◆ Brief ◆
Print each entry again exactly as written, and keep the pictures out.

◆ Material provided ◆
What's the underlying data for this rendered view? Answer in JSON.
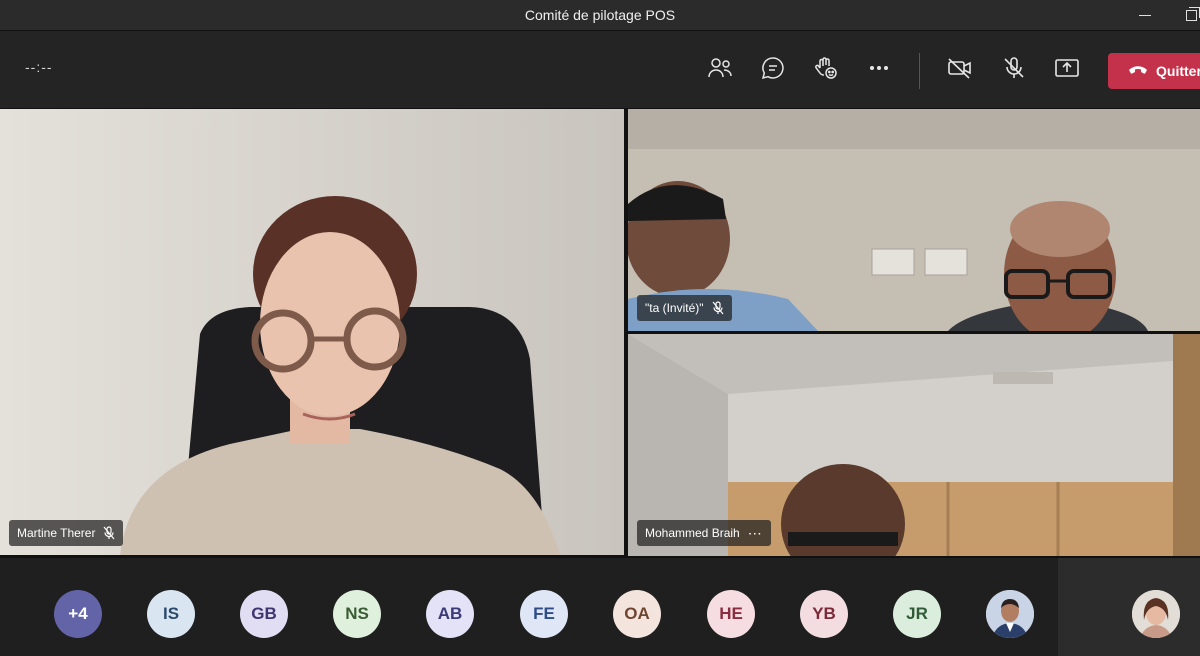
{
  "window": {
    "title": "Comité de pilotage POS"
  },
  "toolbar": {
    "timer": "--:--",
    "icons": [
      "participants-icon",
      "chat-icon",
      "reactions-icon",
      "more-icon",
      "camera-off-icon",
      "mic-off-icon",
      "share-screen-icon"
    ],
    "leave_label": "Quitter"
  },
  "tiles": {
    "main": {
      "name": "Martine Therer",
      "muted": true
    },
    "top_right": {
      "name": "\"ta (Invité)\"",
      "muted": true
    },
    "bottom_right": {
      "name": "Mohammed Braih",
      "more": "⋯"
    }
  },
  "roster": {
    "overflow": "+4",
    "participants": [
      {
        "initials": "IS",
        "bg": "#d9e6f2",
        "fg": "#2c4a6b"
      },
      {
        "initials": "GB",
        "bg": "#e1def3",
        "fg": "#3f3570"
      },
      {
        "initials": "NS",
        "bg": "#dff0dc",
        "fg": "#3a5c34"
      },
      {
        "initials": "AB",
        "bg": "#e3e2f7",
        "fg": "#3b3a78"
      },
      {
        "initials": "FE",
        "bg": "#dfe7f7",
        "fg": "#2f4c86"
      },
      {
        "initials": "OA",
        "bg": "#f3e5dd",
        "fg": "#6e4630"
      },
      {
        "initials": "HE",
        "bg": "#f6dde2",
        "fg": "#8a2d3f"
      },
      {
        "initials": "YB",
        "bg": "#f3dde1",
        "fg": "#7a2a38"
      },
      {
        "initials": "JR",
        "bg": "#dbeedd",
        "fg": "#2f5b36"
      }
    ]
  },
  "colors": {
    "accent_leave": "#c4314b",
    "overflow_avatar": "#6264a7"
  }
}
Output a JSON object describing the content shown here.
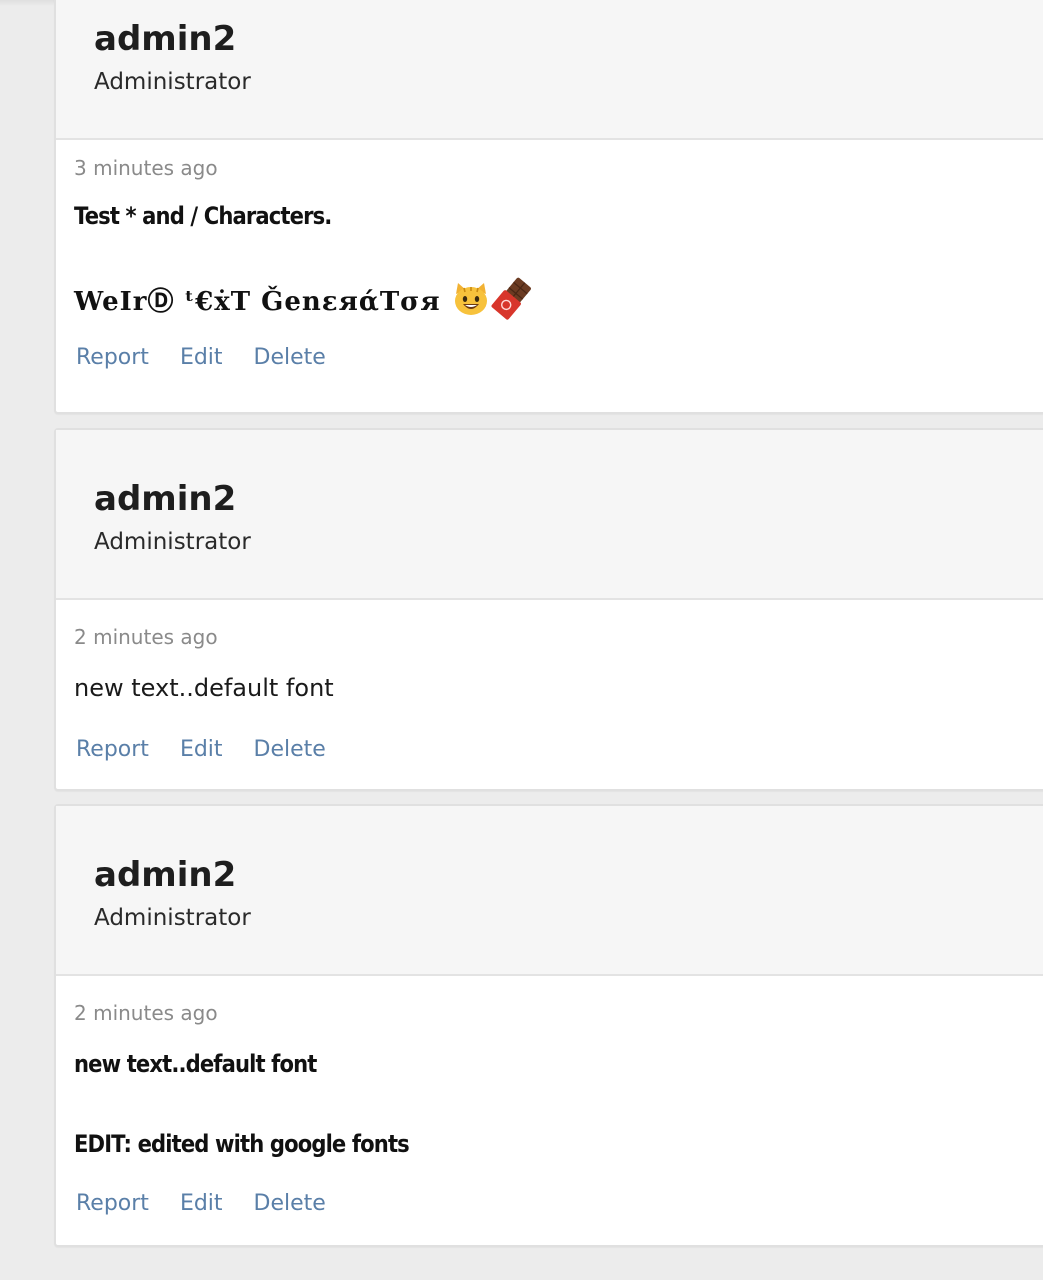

◆ Answer box ◆
What's the underlying data for this rendered view? Answer in JSON.
{
  "window": {
    "title": "Comité de pilotage POS"
  },
  "toolbar": {
    "timer": "--:--",
    "icons": [
      "participants-icon",
      "chat-icon",
      "reactions-icon",
      "more-icon",
      "camera-off-icon",
      "mic-off-icon",
      "share-screen-icon"
    ],
    "leave_label": "Quitter"
  },
  "tiles": {
    "main": {
      "name": "Martine Therer",
      "muted": true
    },
    "top_right": {
      "name": "\"ta (Invité)\"",
      "muted": true
    },
    "bottom_right": {
      "name": "Mohammed Braih",
      "more": "⋯"
    }
  },
  "roster": {
    "overflow": "+4",
    "participants": [
      {
        "initials": "IS",
        "bg": "#d9e6f2",
        "fg": "#2c4a6b"
      },
      {
        "initials": "GB",
        "bg": "#e1def3",
        "fg": "#3f3570"
      },
      {
        "initials": "NS",
        "bg": "#dff0dc",
        "fg": "#3a5c34"
      },
      {
        "initials": "AB",
        "bg": "#e3e2f7",
        "fg": "#3b3a78"
      },
      {
        "initials": "FE",
        "bg": "#dfe7f7",
        "fg": "#2f4c86"
      },
      {
        "initials": "OA",
        "bg": "#f3e5dd",
        "fg": "#6e4630"
      },
      {
        "initials": "HE",
        "bg": "#f6dde2",
        "fg": "#8a2d3f"
      },
      {
        "initials": "YB",
        "bg": "#f3dde1",
        "fg": "#7a2a38"
      },
      {
        "initials": "JR",
        "bg": "#dbeedd",
        "fg": "#2f5b36"
      }
    ]
  },
  "colors": {
    "accent_leave": "#c4314b",
    "overflow_avatar": "#6264a7"
  }
}
Output a JSON object describing the content shown here.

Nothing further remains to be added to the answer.